---- ENTRIES SUPPLIED

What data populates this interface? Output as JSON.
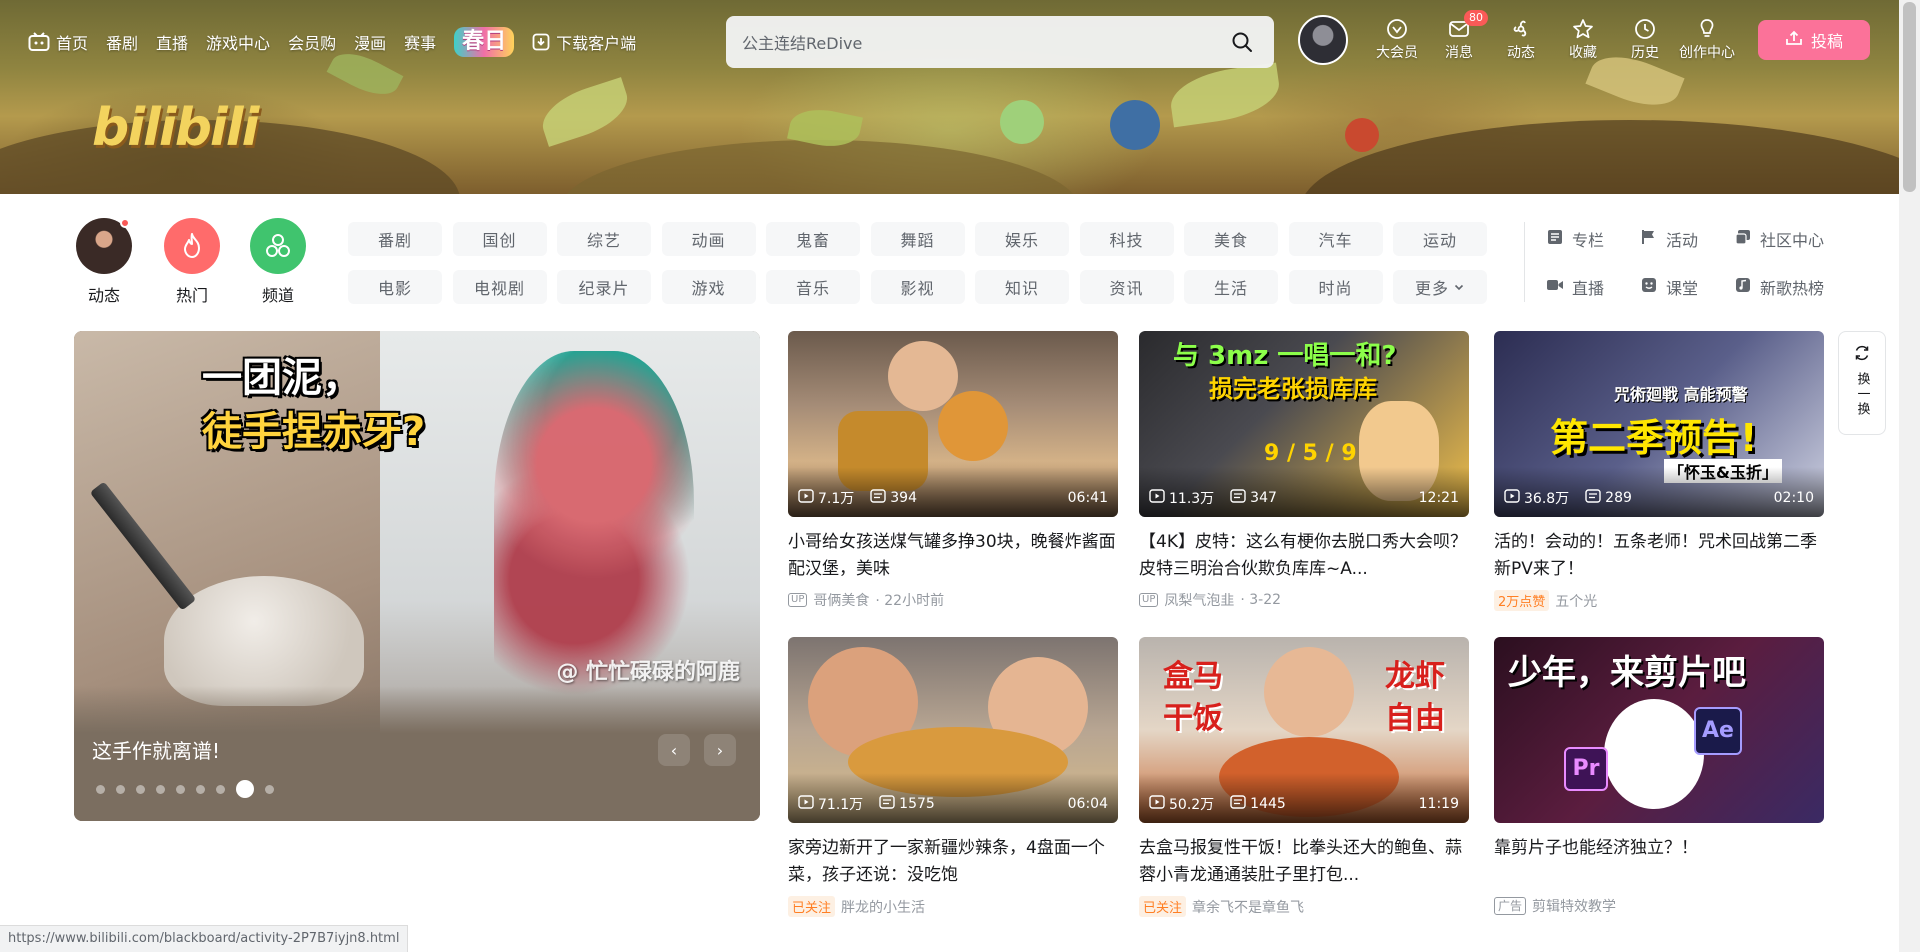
{
  "topnav": {
    "items": [
      {
        "label": "首页",
        "icon": "tv-icon"
      },
      {
        "label": "番剧"
      },
      {
        "label": "直播"
      },
      {
        "label": "游戏中心"
      },
      {
        "label": "会员购"
      },
      {
        "label": "漫画"
      },
      {
        "label": "赛事"
      }
    ],
    "spring_badge": "春日",
    "download_label": "下载客户端"
  },
  "search": {
    "placeholder": "公主连结ReDive"
  },
  "right_nav": [
    {
      "label": "大会员",
      "icon": "vip-icon"
    },
    {
      "label": "消息",
      "icon": "message-icon",
      "badge": "80"
    },
    {
      "label": "动态",
      "icon": "dynamic-icon"
    },
    {
      "label": "收藏",
      "icon": "star-icon"
    },
    {
      "label": "历史",
      "icon": "history-icon"
    },
    {
      "label": "创作中心",
      "icon": "bulb-icon"
    }
  ],
  "upload_label": "投稿",
  "logo_text": "bilibili",
  "quick": [
    {
      "label": "动态"
    },
    {
      "label": "热门"
    },
    {
      "label": "频道"
    }
  ],
  "categories": [
    "番剧",
    "国创",
    "综艺",
    "动画",
    "鬼畜",
    "舞蹈",
    "娱乐",
    "科技",
    "美食",
    "汽车",
    "运动",
    "电影",
    "电视剧",
    "纪录片",
    "游戏",
    "音乐",
    "影视",
    "知识",
    "资讯",
    "生活",
    "时尚",
    "更多"
  ],
  "side_links": [
    {
      "label": "专栏",
      "icon": "article-icon"
    },
    {
      "label": "活动",
      "icon": "flag-icon"
    },
    {
      "label": "社区中心",
      "icon": "community-icon"
    },
    {
      "label": "直播",
      "icon": "live-icon"
    },
    {
      "label": "课堂",
      "icon": "class-icon"
    },
    {
      "label": "新歌热榜",
      "icon": "music-icon"
    }
  ],
  "carousel": {
    "headline_1": "一团泥，",
    "headline_2": "徒手捏赤牙?",
    "credit": "@ 忙忙碌碌的阿鹿",
    "caption": "这手作就离谱!",
    "dot_count": 9,
    "active_dot": 8
  },
  "videos": [
    {
      "title": "小哥给女孩送煤气罐多挣30块，晚餐炸酱面配汉堡，美味",
      "views": "7.1万",
      "danmaku": "394",
      "duration": "06:41",
      "up_tag": "UP",
      "author": "哥俩美食",
      "time": "· 22小时前"
    },
    {
      "title": "【4K】皮特：这么有梗你去脱口秀大会呗？皮特三明治合伙欺负库库~A...",
      "views": "11.3万",
      "danmaku": "347",
      "duration": "12:21",
      "up_tag": "UP",
      "author": "凤梨气泡韭",
      "time": "· 3-22",
      "overlay_1": "与 3mz 一唱一和?",
      "overlay_2": "损完老张损库库",
      "overlay_3": "9 / 5 / 9"
    },
    {
      "title": "活的！会动的！五条老师！咒术回战第二季新PV来了！",
      "views": "36.8万",
      "danmaku": "289",
      "duration": "02:10",
      "tag": "2万点赞",
      "author": "五个光",
      "overlay_1": "咒術廻戦 高能预警",
      "overlay_2": "第二季预告!",
      "overlay_3": "「怀玉&玉折」"
    },
    {
      "title": "家旁边新开了一家新疆炒辣条，4盘面一个菜，孩子还说：没吃饱",
      "views": "71.1万",
      "danmaku": "1575",
      "duration": "06:04",
      "tag": "已关注",
      "author": "胖龙的小生活"
    },
    {
      "title": "去盒马报复性干饭！比拳头还大的鲍鱼、蒜蓉小青龙通通装肚子里打包...",
      "views": "50.2万",
      "danmaku": "1445",
      "duration": "11:19",
      "tag": "已关注",
      "author": "章余飞不是章鱼飞",
      "overlay_1": "盒马",
      "overlay_2": "干饭",
      "overlay_3": "龙虾",
      "overlay_4": "自由"
    },
    {
      "title": "靠剪片子也能经济独立？！",
      "tag_ad": "广告",
      "author": "剪辑特效教学",
      "overlay_1": "少年，来剪片吧",
      "overlay_2": "Pr",
      "overlay_3": "Ae"
    }
  ],
  "refresh": {
    "label": "换一换"
  },
  "status_url": "https://www.bilibili.com/blackboard/activity-2P7B7iyjn8.html",
  "colors": {
    "brand_pink": "#fb7299",
    "hot_red": "#ff6b6b",
    "channel_green": "#40c46e",
    "tag_orange": "#ff7f24"
  }
}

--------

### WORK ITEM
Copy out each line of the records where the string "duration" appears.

### RESULT OF THE EXERCISE
      "duration": "06:41",
      "duration": "12:21",
      "duration": "02:10",
      "duration": "06:04",
      "duration": "11:19",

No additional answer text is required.